Remember, achieving a razor-sharp edge on your pocket knife requires effort beyond initial sharpening – proper maintenance should never be overlooked! Always keep these tips in mind when caring for your beloved tool: consider sharpening angles specific to your blade type; utilize honing compounds effectively; and ensure you’re not damaging your blade by using it improperly. With consistent care and practice, you’ll be able to maintain a razor-sharp edge on your pocket knife throughout years of use!


To sharpen a pocket knife to razor sharpness, it is crucial to understand the anatomy of the blade. The bevel angle must be maintained with precision during the sharpening process. Choosing the right sharpening system can make all the difference in achieving that razor-sharp edge. A diamond stone or ceramic rod may work better for some knives than others.
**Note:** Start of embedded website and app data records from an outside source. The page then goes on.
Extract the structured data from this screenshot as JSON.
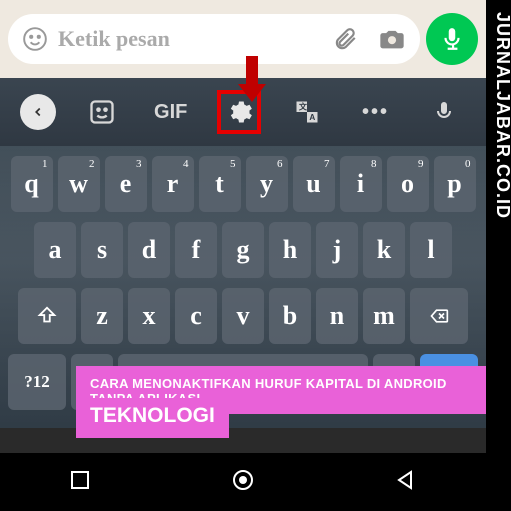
{
  "whatsapp": {
    "placeholder": "Ketik pesan"
  },
  "toolbar": {
    "gif_label": "GIF"
  },
  "keyboard": {
    "row1": [
      {
        "k": "q",
        "n": "1"
      },
      {
        "k": "w",
        "n": "2"
      },
      {
        "k": "e",
        "n": "3"
      },
      {
        "k": "r",
        "n": "4"
      },
      {
        "k": "t",
        "n": "5"
      },
      {
        "k": "y",
        "n": "6"
      },
      {
        "k": "u",
        "n": "7"
      },
      {
        "k": "i",
        "n": "8"
      },
      {
        "k": "o",
        "n": "9"
      },
      {
        "k": "p",
        "n": "0"
      }
    ],
    "row2": [
      {
        "k": "a"
      },
      {
        "k": "s"
      },
      {
        "k": "d"
      },
      {
        "k": "f"
      },
      {
        "k": "g"
      },
      {
        "k": "h"
      },
      {
        "k": "j"
      },
      {
        "k": "k"
      },
      {
        "k": "l"
      }
    ],
    "row3": [
      {
        "k": "z"
      },
      {
        "k": "x"
      },
      {
        "k": "c"
      },
      {
        "k": "v"
      },
      {
        "k": "b"
      },
      {
        "k": "n"
      },
      {
        "k": "m"
      }
    ],
    "symbols_label": "?12"
  },
  "banner": {
    "title": "CARA MENONAKTIFKAN HURUF KAPITAL DI ANDROID TANPA APLIKASI",
    "category": "TEKNOLOGI"
  },
  "watermark": "JURNALJABAR.CO.ID"
}
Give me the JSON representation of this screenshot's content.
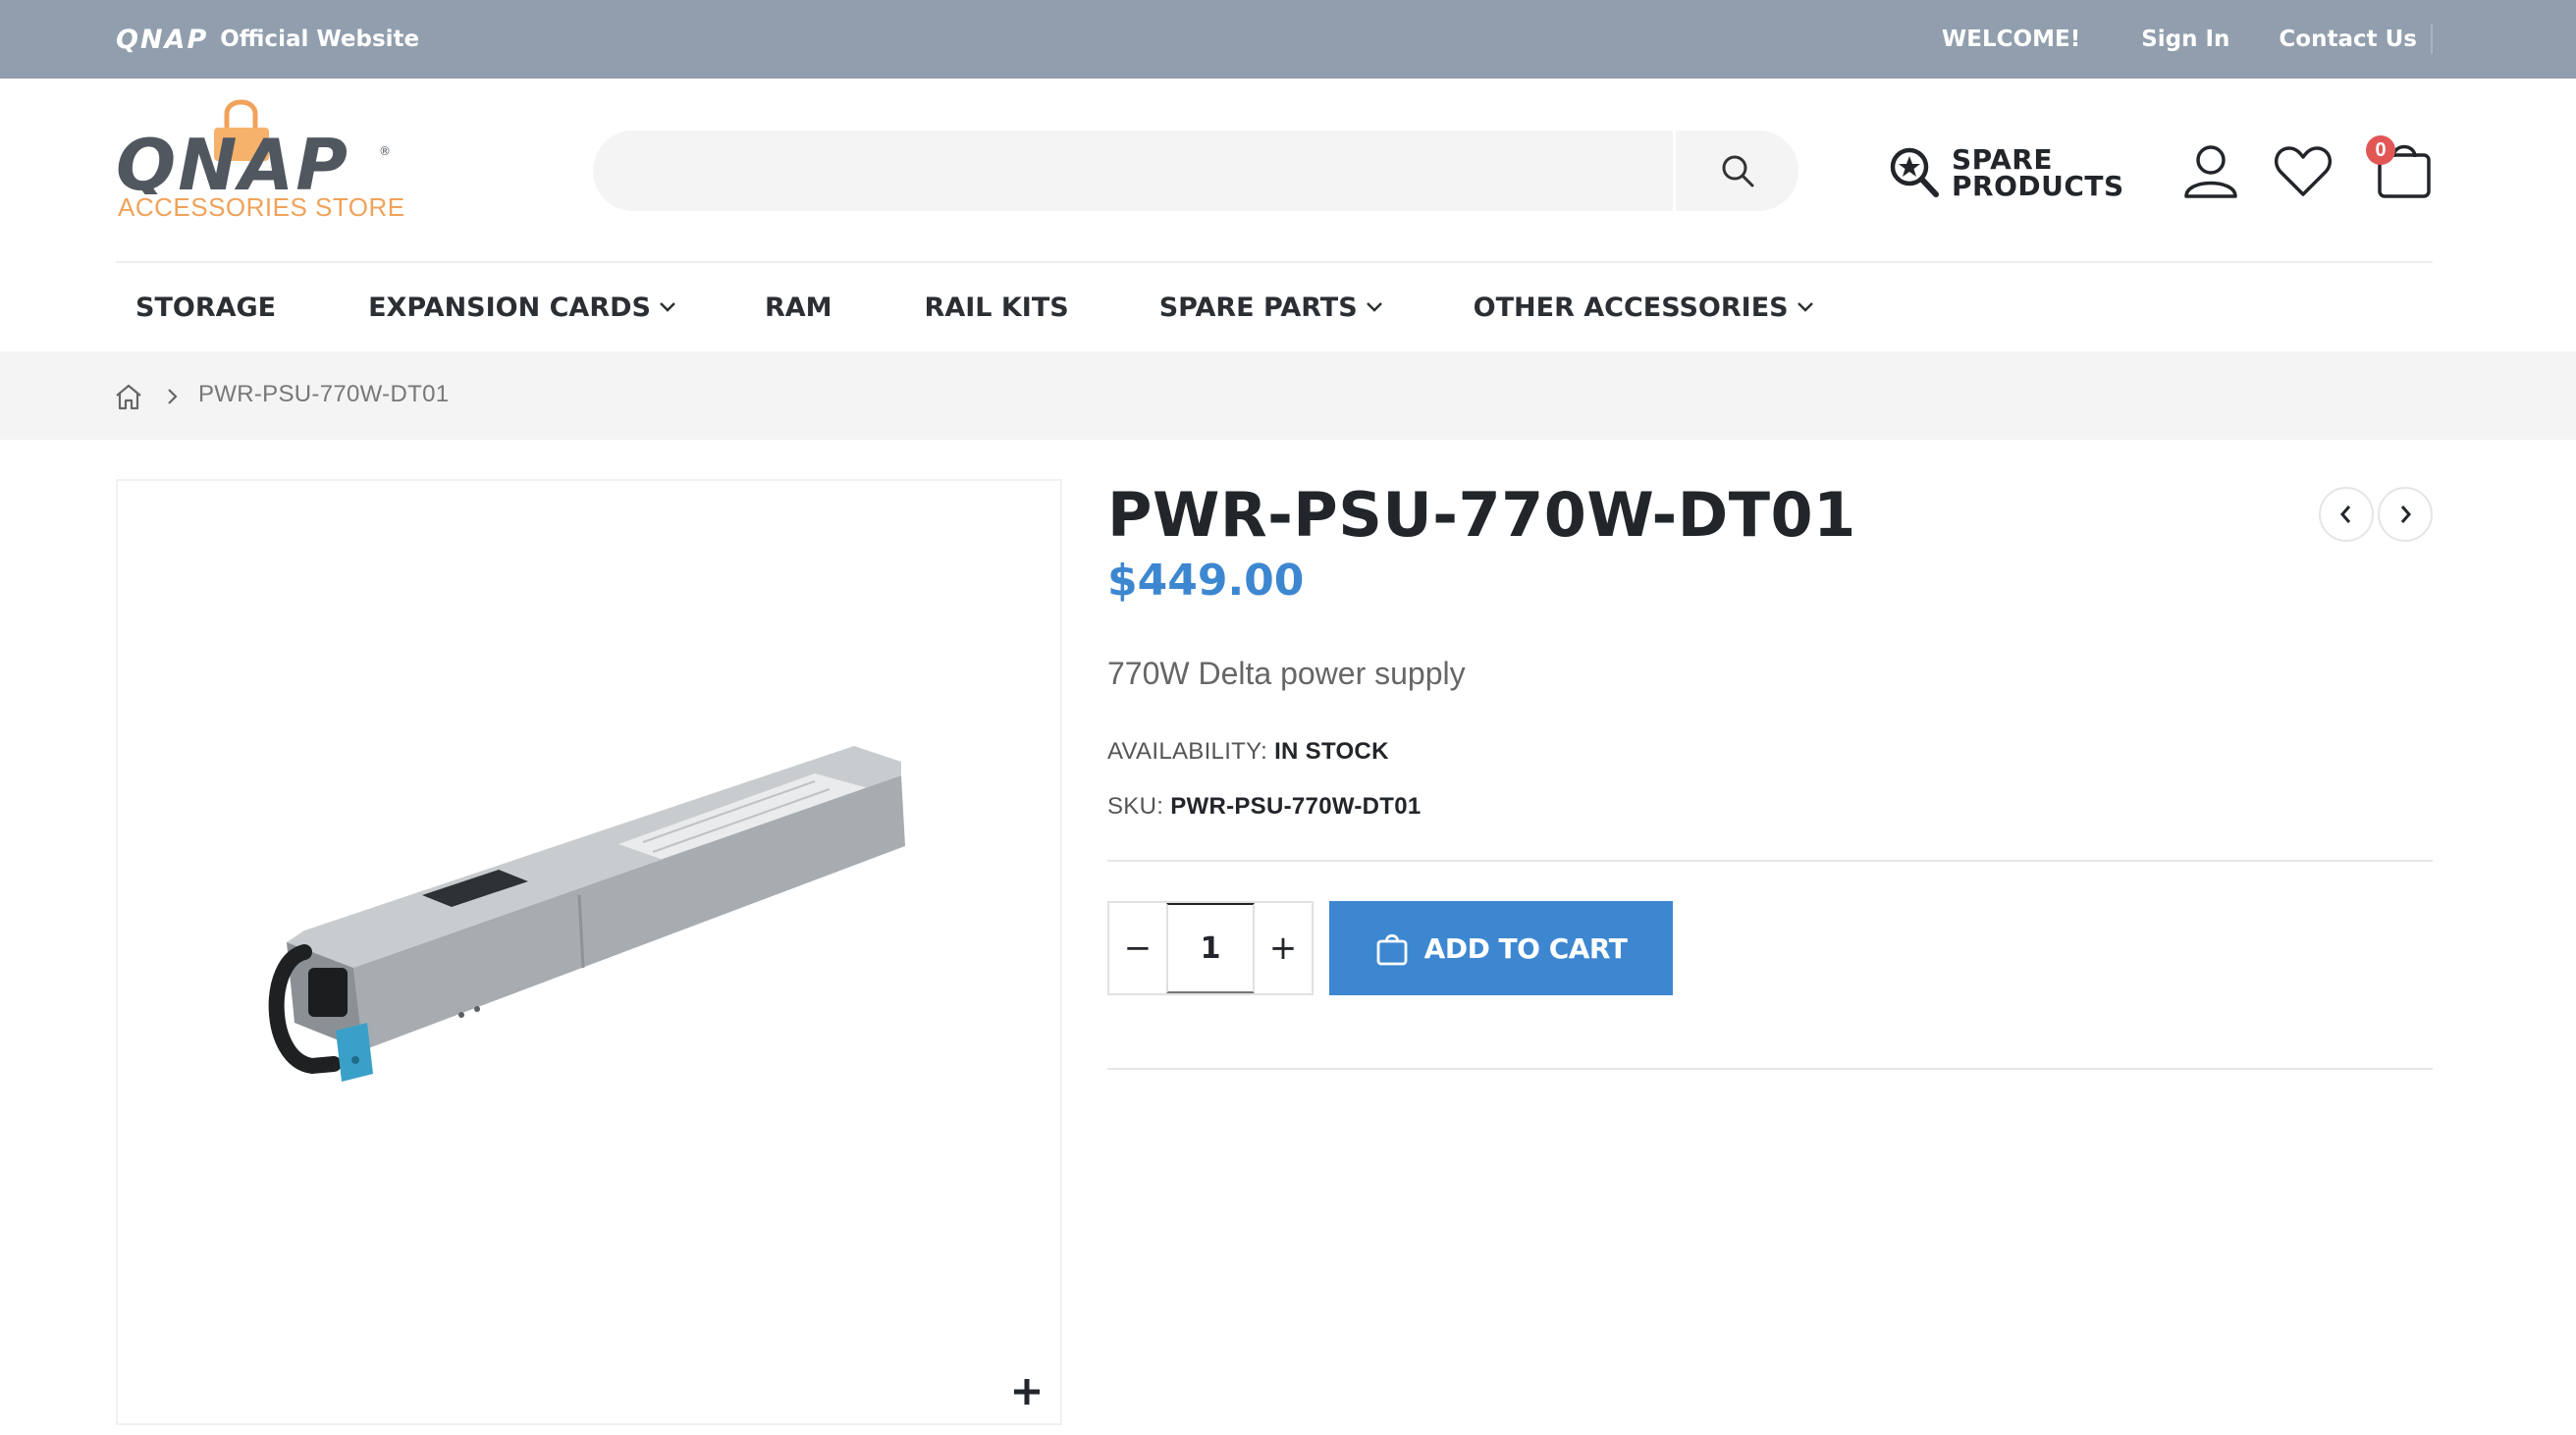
{
  "topbar": {
    "logo": "QNAP",
    "official_label": "Official Website",
    "welcome": "WELCOME!",
    "sign_in": "Sign In",
    "contact": "Contact Us"
  },
  "header": {
    "brand_name": "QNAP",
    "brand_sub": "ACCESSORIES STORE",
    "search_placeholder": "",
    "spare_line1": "SPARE",
    "spare_line2": "PRODUCTS",
    "cart_count": "0"
  },
  "nav": {
    "items": [
      {
        "label": "STORAGE"
      },
      {
        "label": "EXPANSION CARDS"
      },
      {
        "label": "RAM"
      },
      {
        "label": "RAIL KITS"
      },
      {
        "label": "SPARE PARTS"
      },
      {
        "label": "OTHER ACCESSORIES"
      }
    ]
  },
  "breadcrumb": {
    "current": "PWR-PSU-770W-DT01"
  },
  "product": {
    "title": "PWR-PSU-770W-DT01",
    "price": "$449.00",
    "short_description": "770W Delta power supply",
    "availability_label": "AVAILABILITY:",
    "availability_value": "IN STOCK",
    "sku_label": "SKU:",
    "sku_value": "PWR-PSU-770W-DT01",
    "quantity": "1",
    "qty_minus": "−",
    "qty_plus": "+",
    "add_to_cart": "ADD TO CART"
  },
  "colors": {
    "topbar": "#919ead",
    "accent": "#3d87d1",
    "brand_orange": "#f0a25a",
    "badge": "#e35656"
  }
}
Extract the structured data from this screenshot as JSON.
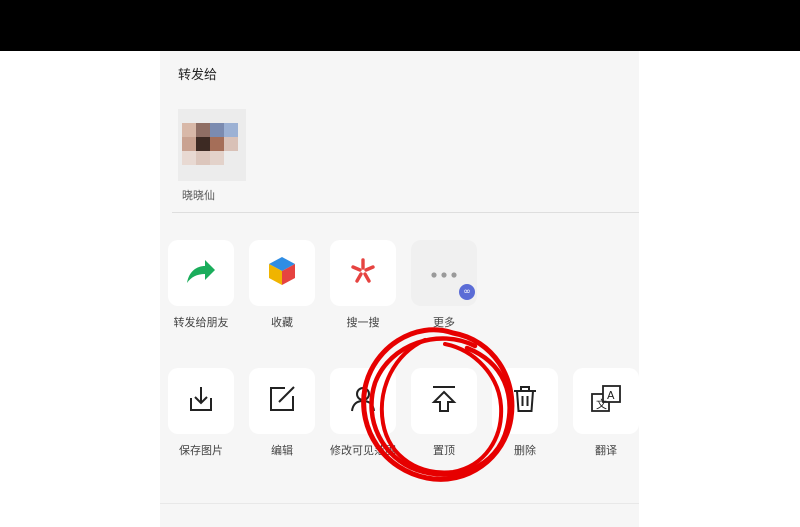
{
  "header": {
    "title": "转发给"
  },
  "recent_contacts": [
    {
      "name": "晓晓仙"
    }
  ],
  "share_actions": [
    {
      "label": "转发给朋友",
      "icon": "forward-arrow-icon",
      "color": "#1aad5b"
    },
    {
      "label": "收藏",
      "icon": "favorites-cube-icon",
      "color": "#f0b400"
    },
    {
      "label": "搜一搜",
      "icon": "search-star-icon",
      "color": "#e64340"
    },
    {
      "label": "更多",
      "icon": "more-dots-icon",
      "color": "#9a9a9a"
    }
  ],
  "tool_actions": [
    {
      "label": "保存图片",
      "icon": "download-icon"
    },
    {
      "label": "编辑",
      "icon": "edit-icon"
    },
    {
      "label": "修改可见范围",
      "icon": "visibility-person-icon"
    },
    {
      "label": "置顶",
      "icon": "pin-top-icon"
    },
    {
      "label": "删除",
      "icon": "trash-icon"
    },
    {
      "label": "翻译",
      "icon": "translate-icon"
    }
  ],
  "annotation": {
    "type": "hand-drawn circle",
    "color": "#e60000",
    "target": "置顶"
  }
}
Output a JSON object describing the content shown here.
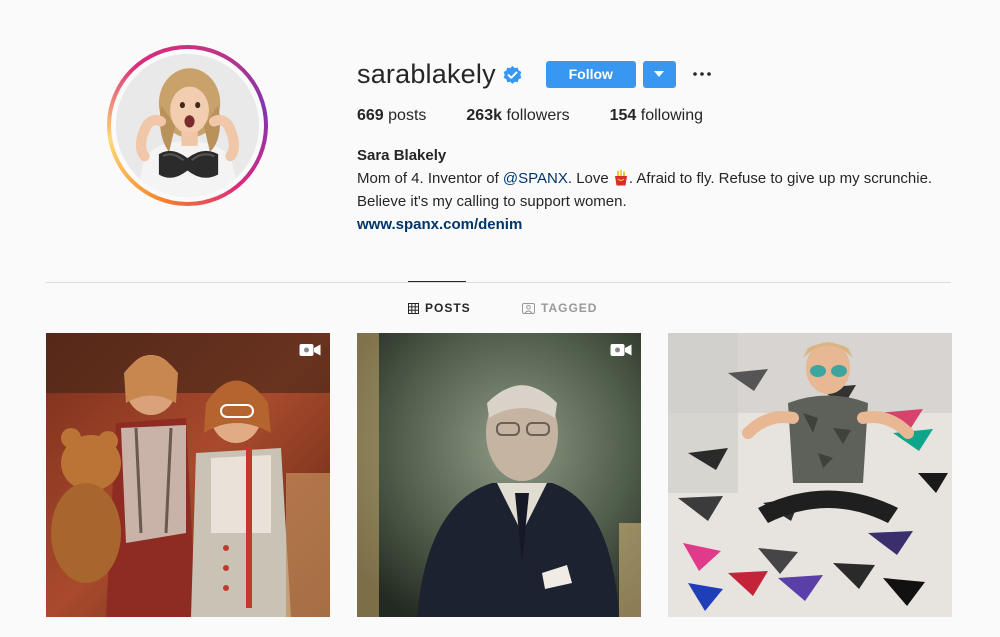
{
  "profile": {
    "username": "sarablakely",
    "verified": true,
    "follow_label": "Follow",
    "posts_count": "669",
    "posts_label": "posts",
    "followers_count": "263k",
    "followers_label": "followers",
    "following_count": "154",
    "following_label": "following",
    "full_name": "Sara Blakely",
    "bio_part1": "Mom of 4. Inventor of ",
    "bio_mention": "@SPANX",
    "bio_part2": ". Love ",
    "bio_part3": ". Afraid to fly. Refuse to give up my scrunchie.",
    "bio_line2": "Believe it's my calling to support women.",
    "website": "www.spanx.com/denim"
  },
  "tabs": [
    {
      "label": "POSTS",
      "icon": "grid-icon",
      "active": true
    },
    {
      "label": "TAGGED",
      "icon": "tagged-icon",
      "active": false
    }
  ],
  "posts": [
    {
      "type": "video",
      "description_icon": "video-icon"
    },
    {
      "type": "video",
      "description_icon": "video-icon"
    },
    {
      "type": "photo",
      "description_icon": ""
    }
  ],
  "colors": {
    "accent": "#3897f0",
    "link": "#003569",
    "verified": "#3897f0"
  }
}
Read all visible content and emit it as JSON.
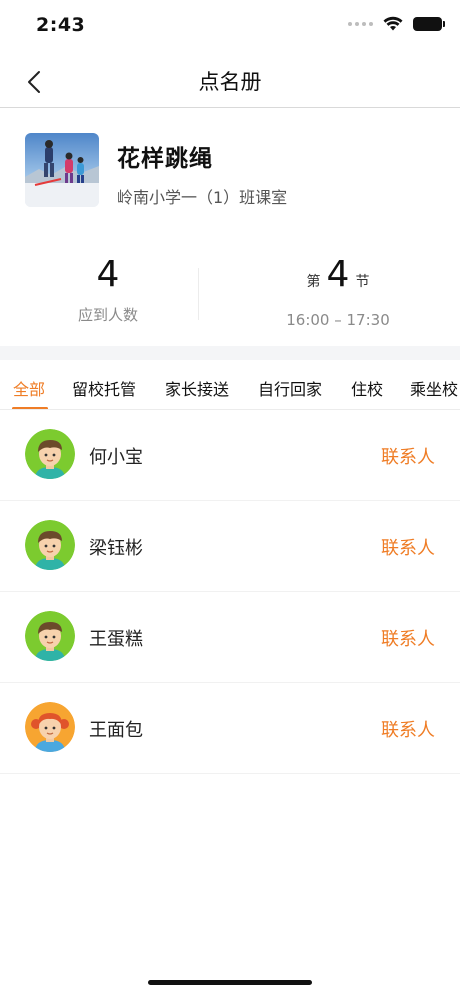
{
  "status_bar": {
    "time": "2:43"
  },
  "nav": {
    "title": "点名册"
  },
  "course": {
    "name": "花样跳绳",
    "location": "岭南小学一（1）班课室"
  },
  "stats": {
    "expected_count": "4",
    "expected_label": "应到人数",
    "lesson_prefix": "第",
    "lesson_number": "4",
    "lesson_suffix": "节",
    "lesson_time": "16:00 – 17:30"
  },
  "tabs": [
    {
      "label": "全部",
      "active": true
    },
    {
      "label": "留校托管",
      "active": false
    },
    {
      "label": "家长接送",
      "active": false
    },
    {
      "label": "自行回家",
      "active": false
    },
    {
      "label": "住校",
      "active": false
    },
    {
      "label": "乘坐校",
      "active": false
    }
  ],
  "students": [
    {
      "name": "何小宝",
      "contact_label": "联系人",
      "avatar": "boy-avatar-icon"
    },
    {
      "name": "梁钰彬",
      "contact_label": "联系人",
      "avatar": "boy-avatar-icon"
    },
    {
      "name": "王蛋糕",
      "contact_label": "联系人",
      "avatar": "boy-avatar-icon"
    },
    {
      "name": "王面包",
      "contact_label": "联系人",
      "avatar": "girl-avatar-icon"
    }
  ],
  "colors": {
    "accent": "#ef7d26",
    "avatar_green": "#7ccb2f",
    "avatar_orange": "#f7a531"
  }
}
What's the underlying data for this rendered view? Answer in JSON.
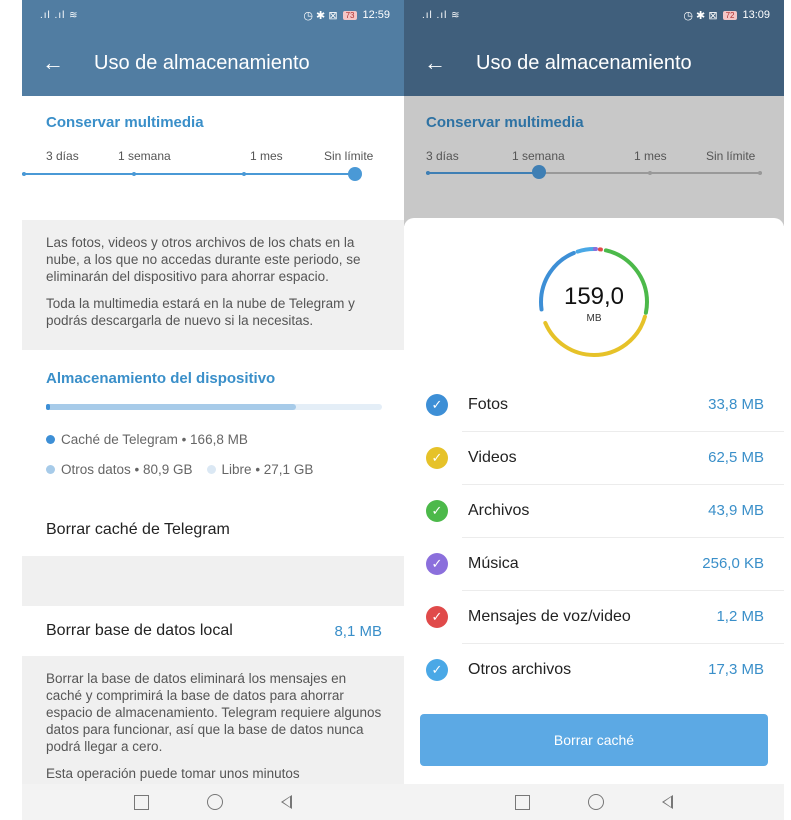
{
  "left": {
    "status": {
      "signal": ".ıl .ıl ≋",
      "icons": "◷ ✱ ⊠",
      "battery": "73",
      "time": "12:59"
    },
    "title": "Uso de almacenamiento",
    "keep_media": {
      "title": "Conservar multimedia",
      "options": [
        "3 días",
        "1 semana",
        "1 mes",
        "Sin límite"
      ],
      "selected_index": 3
    },
    "info_p1": "Las fotos, videos y otros archivos de los chats en la nube, a los que no accedas durante este periodo, se eliminarán del dispositivo para ahorrar espacio.",
    "info_p2": "Toda la multimedia estará en la nube de Telegram y podrás descargarla de nuevo si la necesitas.",
    "device": {
      "title": "Almacenamiento del dispositivo",
      "legend_cache": "Caché de Telegram • 166,8 MB",
      "legend_other": "Otros datos • 80,9 GB",
      "legend_free": "Libre • 27,1 GB"
    },
    "clear_cache_label": "Borrar caché de Telegram",
    "clear_db_label": "Borrar base de datos local",
    "clear_db_value": "8,1 MB",
    "db_info": "Borrar la base de datos eliminará los mensajes en caché y comprimirá la base de datos para ahorrar espacio de almacenamiento. Telegram requiere algunos datos para funcionar, así que la base de datos nunca podrá llegar a cero.",
    "db_info_cut": "Esta operación puede tomar unos minutos"
  },
  "right": {
    "status": {
      "signal": ".ıl .ıl ≋",
      "icons": "◷ ✱ ⊠",
      "battery": "72",
      "time": "13:09"
    },
    "title": "Uso de almacenamiento",
    "keep_media": {
      "title": "Conservar multimedia",
      "options": [
        "3 días",
        "1 semana",
        "1 mes",
        "Sin límite"
      ],
      "selected_index": 1
    },
    "total_value": "159,0",
    "total_unit": "MB",
    "items": [
      {
        "label": "Fotos",
        "value": "33,8 MB",
        "color": "#3d8fd6",
        "icon": "check-icon"
      },
      {
        "label": "Videos",
        "value": "62,5 MB",
        "color": "#e6c229",
        "icon": "check-icon"
      },
      {
        "label": "Archivos",
        "value": "43,9 MB",
        "color": "#4cb94a",
        "icon": "check-icon"
      },
      {
        "label": "Música",
        "value": "256,0 KB",
        "color": "#8b6fdc",
        "icon": "check-icon"
      },
      {
        "label": "Mensajes de voz/video",
        "value": "1,2 MB",
        "color": "#e04a4a",
        "icon": "check-icon"
      },
      {
        "label": "Otros archivos",
        "value": "17,3 MB",
        "color": "#4aa8e6",
        "icon": "check-icon"
      }
    ],
    "clear_button": "Borrar caché"
  },
  "colors": {
    "header": "#517da2",
    "accent": "#3a8fc9",
    "button": "#5ca9e4"
  }
}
Mastering proper sharpening techniques requires practice and patience. It’s important to maintain consistent pressure while running the blade over the sharpening surface. Proper technique also involves using a honing rod to straighten any burrs left after sharpening.

To maintain a razor-sharp edge, regular maintenance is necessary. Keep your pocket knife clean and dry, store it properly when not in use, and hone it regularly to keep it sharp between major sharpenings. As they say, “a dull knife is more dangerous than a sharp one.” So invest time in maintaining your trusty tool and always have a razor-sharp edge at your fingertips.

As an expert on knife sharpening, I can attest that maintaining a razor-sharp pocket knife has many benefits beyond just being able to cut through anything like butter. It increases safety by reducing slippage accidents caused by dull blades, makes tasks easier and quicker, and prolongs the lifespan of your pocket knife investment. Remember: “A stitch in time saves nine,” so don’t procrastinate on keeping those blades sharp!